Vienna/Washington, July 15: Major world powers and Iran struck a historic deal aimed at ensuring Tehran does not acquire a nuclear bomb, in return for relief from crippling sanctions, diplomats said.
US President Barack Obama on Tuesday hailed the landmark nuclear deal with Iran, and said the pact would ensure Tehran does not acquire a nuclear bomb was based on verification and not on trust.
Obama also warned the Congress that he will veto any legislation aimed at scuttling the agreement.
Israel, however, quickly lashed out at the agreement, which Prime Minister Benjamin Netanyahu described as “a historic mistake for the world”.
The breakthrough came on the 18th day of marathon talks in Vienna between Tehran and the so-called P5+1 — the United States, Russia, China, Britain, France and Germany.
“The agreement is concluded,” a diplomat close to the discussions told AFP in the Austrian capital, where a final ministerial meeting between Iran and the world powers was under way to adopt the deal.
An Iranian negotiator also said the long-running haggling had reached a “successful conclusion”.
The head of the UN atomic watchdog said he had signed a “roadmap” with Iran for probing suspected efforts to develop nuclear weapons, a key part of an overall accord.
International Atomic Energy Agency (IAEA) chief Yukiya Amano said he aimed to issue a report on the watchdog’s investigation by December 15.
The landmark deal is expected to sharply curb Iran’s nuclear programme and impose strict UN inspections in order to make any drive to make nuclear weapons all but impossible and easily detectable.
In return, the web of UN and Western sanctions choking Iranian oil exports and the economy of the country of 78 million people would be progressively lifted.
The IAEA has long sought to probe allegations that at least until 2003 Iran’s nuclear programme had “possible military dimensions” — that it conducted research into making a nuclear bomb.
Iran has always rejected the allegations as based on faulty intelligence provided by its enemies to a gullible and biased IAEA, and a probe has been stalled since last year.
The diplomatic push began when Iranian President Hassan Rouhani came to power in 2013. In November that year an interim deal was agreed but two deadlines in 2014 for a lasting accord were missed.
Then in April, the parties scored a major breakthrough by agreeing the main outlines of an accord, aiming to finalise it by June 30, a deadline since pushed back twice.
President Obama told reporters at the White House: “After two years of negotiations, the United States, together with our international partners, has achieved something that decades of animosity has not: a comprehensive long-term deal with Iran that will prevent it from obtaining a nuclear weapon.”
Obama, in a rare early morning statement, asserted that this deal has achieved what the US and the international community wanted from day one — to prevent Iran from acquiring nuclear weapons.
For the next 15 years, Iran will not build any nuclear weapons, Obama said at the White House with Vice President Joe Biden standing by his side.
Because of this deal, Obama said Iran will remove two thirds of its installed centrifuges, the machines necessary to produce highly enriched uranium for a bomb and store them under constant international supervision.
“That means this deal is not built on trust.

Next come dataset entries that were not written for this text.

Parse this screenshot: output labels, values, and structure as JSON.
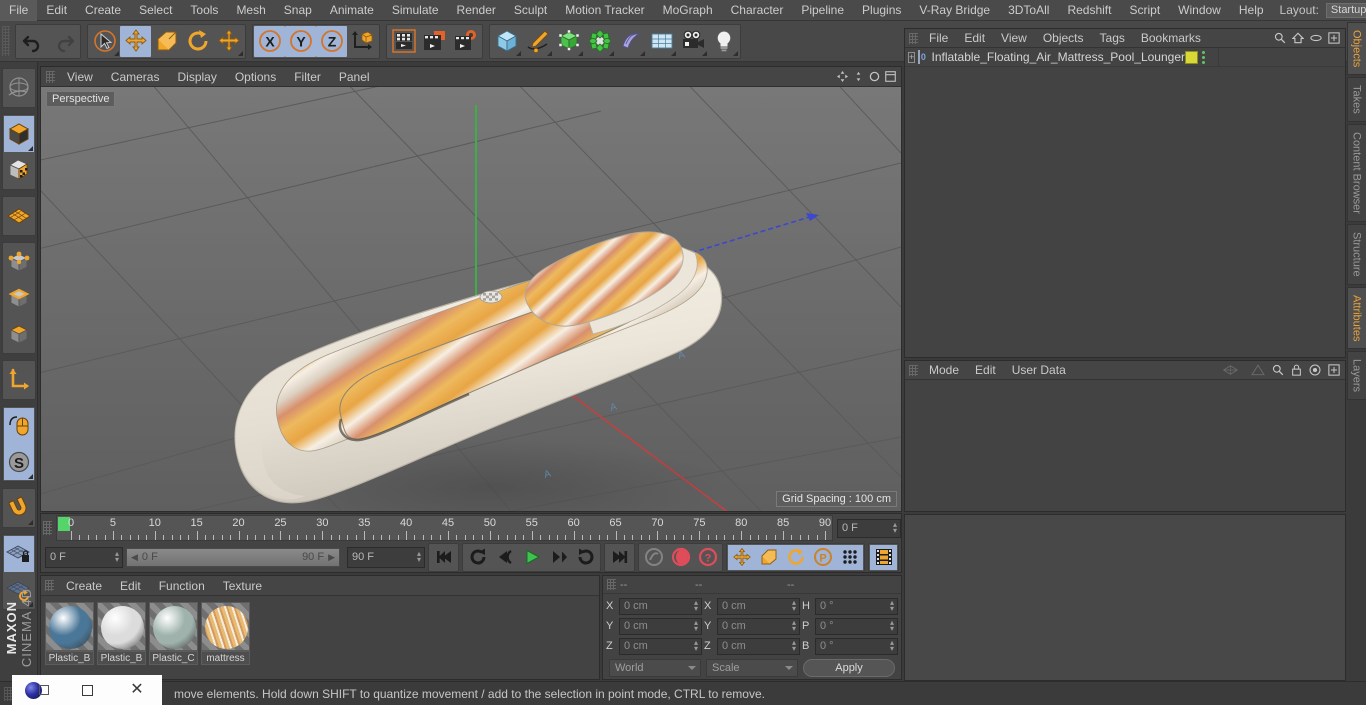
{
  "menubar": {
    "items": [
      "File",
      "Edit",
      "Create",
      "Select",
      "Tools",
      "Mesh",
      "Snap",
      "Animate",
      "Simulate",
      "Render",
      "Sculpt",
      "Motion Tracker",
      "MoGraph",
      "Character",
      "Pipeline",
      "Plugins",
      "V-Ray Bridge",
      "3DToAll",
      "Redshift",
      "Script",
      "Window",
      "Help"
    ],
    "layout_label": "Layout:",
    "layout_value": "Startup"
  },
  "toolbar": {
    "undo": "undo-arrow",
    "redo": "redo-arrow",
    "select": "selection-cursor",
    "move": "move-tool",
    "scale": "scale-tool",
    "rotate": "rotate-tool",
    "move2": "move-axis",
    "axis_x": "X",
    "axis_y": "Y",
    "axis_z": "Z",
    "world_axis": "world-coordinate",
    "render_view": "render-view",
    "render_region": "render-region",
    "render_settings": "render-settings",
    "cube": "primitive-cube",
    "spline": "spline-pen",
    "generator": "generator-object",
    "deformer": "deformer-object",
    "scene_obj": "scene-object",
    "environment": "environment-floor",
    "camera": "camera-object",
    "light": "light-object"
  },
  "left_toolbar": {
    "items": [
      {
        "name": "make-editable-icon",
        "active": false
      },
      {
        "name": "model-mode-icon",
        "active": true
      },
      {
        "name": "texture-mode-icon",
        "active": false
      },
      {
        "name": "polygon-grid-icon",
        "active": false
      },
      {
        "name": "point-mode-icon",
        "active": false
      },
      {
        "name": "edge-mode-icon",
        "active": false
      },
      {
        "name": "polygon-mode-icon",
        "active": false
      },
      {
        "name": "axis-modify-icon",
        "active": false
      },
      {
        "name": "viewport-solo-icon",
        "active": true
      },
      {
        "name": "snap-enable-icon",
        "active": true
      },
      {
        "name": "magnet-icon",
        "active": false
      },
      {
        "name": "workplane-lock-icon",
        "active": true
      },
      {
        "name": "workplane-rotate-icon",
        "active": false
      }
    ]
  },
  "viewport": {
    "menu": [
      "View",
      "Cameras",
      "Display",
      "Options",
      "Filter",
      "Panel"
    ],
    "perspective_label": "Perspective",
    "grid_spacing": "Grid Spacing : 100 cm",
    "axis_x": "X",
    "axis_y": "Y",
    "axis_z": "Z",
    "colors": {
      "background_top": "#747474",
      "background_bottom": "#636363",
      "grid_line": "#5a5a5a",
      "stripe_orange": "#e8a547",
      "stripe_cream": "#f2e6d2",
      "stripe_rose": "#d98a6a",
      "body_white": "#f0ece4",
      "axis_x_color": "#cc4444",
      "axis_y_color": "#44bb44",
      "axis_z_color": "#4455dd"
    }
  },
  "timeline": {
    "tick_labels": [
      "0",
      "5",
      "10",
      "15",
      "20",
      "25",
      "30",
      "35",
      "40",
      "45",
      "50",
      "55",
      "60",
      "65",
      "70",
      "75",
      "80",
      "85",
      "90"
    ],
    "current_frame": "0 F",
    "range_start": "0 F",
    "range_end": "90 F",
    "end_frame": "90 F",
    "right_frame": "0 F",
    "buttons": [
      {
        "name": "go-to-start-button",
        "icon": "|<<"
      },
      {
        "name": "previous-key-button",
        "icon": "prev-key"
      },
      {
        "name": "step-back-button",
        "icon": "<|"
      },
      {
        "name": "play-button",
        "icon": "play"
      },
      {
        "name": "step-forward-button",
        "icon": "|>"
      },
      {
        "name": "next-key-button",
        "icon": "next-key"
      },
      {
        "name": "go-to-end-button",
        "icon": ">>|"
      },
      {
        "name": "record-keyframe-button",
        "icon": "record"
      },
      {
        "name": "autokey-button",
        "icon": "autokey"
      },
      {
        "name": "keyframe-selection-button",
        "icon": "question"
      },
      {
        "name": "position-key-button",
        "icon": "move"
      },
      {
        "name": "scale-key-button",
        "icon": "scale"
      },
      {
        "name": "rotation-key-button",
        "icon": "rotate"
      },
      {
        "name": "parameter-key-button",
        "icon": "P"
      },
      {
        "name": "pla-key-button",
        "icon": "dots"
      },
      {
        "name": "timeline-button",
        "icon": "film"
      }
    ]
  },
  "materials": {
    "menu": [
      "Create",
      "Edit",
      "Function",
      "Texture"
    ],
    "items": [
      {
        "label": "Plastic_B",
        "color": "#4a7697"
      },
      {
        "label": "Plastic_B",
        "color": "#dcdcdc"
      },
      {
        "label": "Plastic_C",
        "color": "#9fb3ac"
      },
      {
        "label": "mattress",
        "color": "#d7ab6b"
      }
    ]
  },
  "coordinates": {
    "header": [
      "--",
      "--",
      "--"
    ],
    "rows": [
      {
        "label1": "X",
        "value1": "0 cm",
        "label2": "X",
        "value2": "0 cm",
        "label3": "H",
        "value3": "0 °"
      },
      {
        "label1": "Y",
        "value1": "0 cm",
        "label2": "Y",
        "value2": "0 cm",
        "label3": "P",
        "value3": "0 °"
      },
      {
        "label1": "Z",
        "value1": "0 cm",
        "label2": "Z",
        "value2": "0 cm",
        "label3": "B",
        "value3": "0 °"
      }
    ],
    "system": "World",
    "mode": "Scale",
    "apply": "Apply"
  },
  "object_manager": {
    "menu": [
      "File",
      "Edit",
      "View",
      "Objects",
      "Tags",
      "Bookmarks"
    ],
    "object_name": "Inflatable_Floating_Air_Mattress_Pool_Lounger",
    "object_level": "0",
    "tag_color": "#d8d836"
  },
  "attributes": {
    "menu": [
      "Mode",
      "Edit",
      "User Data"
    ]
  },
  "right_tabs": [
    {
      "label": "Objects",
      "active": true
    },
    {
      "label": "Takes",
      "active": false
    },
    {
      "label": "Content Browser",
      "active": false
    },
    {
      "label": "Structure",
      "active": false
    },
    {
      "label": "Attributes",
      "active": true
    },
    {
      "label": "Layers",
      "active": false
    }
  ],
  "brand": {
    "line1": "MAXON",
    "line2": "CINEMA 4D"
  },
  "statusbar": {
    "text": "move elements. Hold down SHIFT to quantize movement / add to the selection in point mode, CTRL to remove."
  }
}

It is built on verification. Inspectors will have 24/7 access to Iran’s nuclear facilities. Iran will have access to Iran’s entire nuclear supply chain, its uranium mines and mills, its conversion facility and its centrifuge manufacturing and storage facilities,” he said.

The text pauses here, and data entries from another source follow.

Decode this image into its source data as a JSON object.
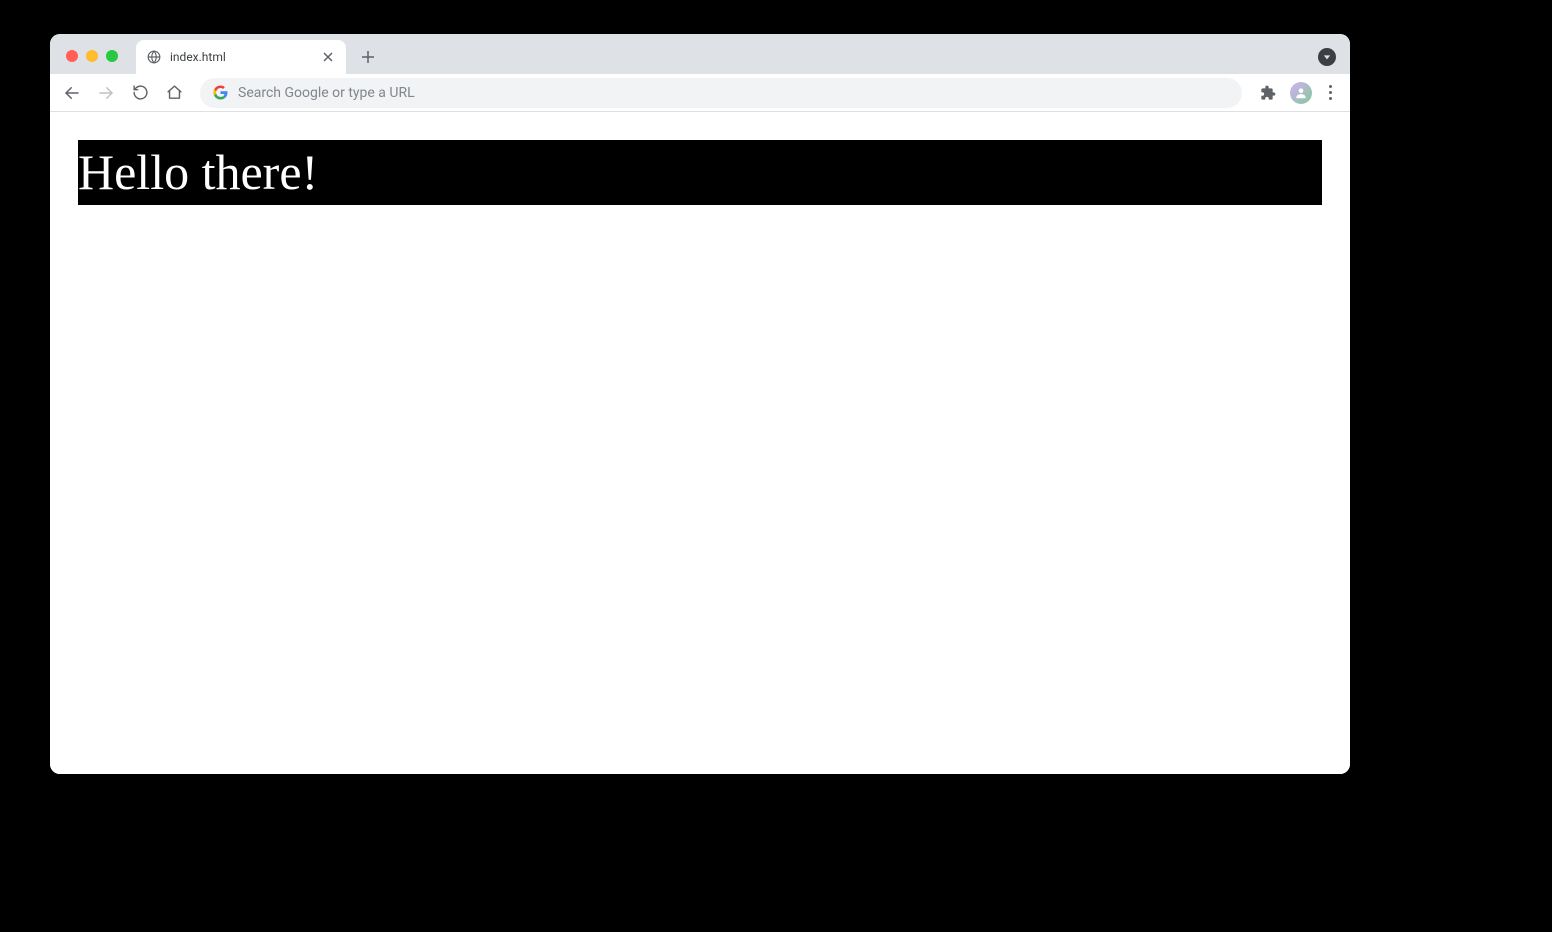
{
  "tab": {
    "title": "index.html"
  },
  "omnibox": {
    "placeholder": "Search Google or type a URL"
  },
  "page": {
    "heading": "Hello there!"
  }
}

“Today, because America negotiated from a position of strength and principle, we have stopped the spread of nuclear weapons in this region. Because of this deal, the international community will be able to verify that the Islamic Republic of Iran will not develop a nuclear weapon,” he said.

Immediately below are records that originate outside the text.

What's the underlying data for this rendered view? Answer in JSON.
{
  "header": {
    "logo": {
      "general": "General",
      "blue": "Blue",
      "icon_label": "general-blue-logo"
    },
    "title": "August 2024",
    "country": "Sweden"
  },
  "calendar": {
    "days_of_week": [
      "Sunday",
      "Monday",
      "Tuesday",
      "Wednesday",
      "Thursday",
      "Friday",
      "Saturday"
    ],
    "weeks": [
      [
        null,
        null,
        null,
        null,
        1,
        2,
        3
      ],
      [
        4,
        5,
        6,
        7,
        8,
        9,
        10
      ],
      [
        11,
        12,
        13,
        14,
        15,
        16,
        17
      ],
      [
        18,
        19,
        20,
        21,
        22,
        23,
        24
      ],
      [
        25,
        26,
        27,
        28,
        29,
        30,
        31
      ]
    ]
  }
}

The US President asserted that under the deal every pathway to a nuclear weapon is cut off and the inspection and transparency regime necessary to verify that objective will be put in place.
(With Agency Inputs)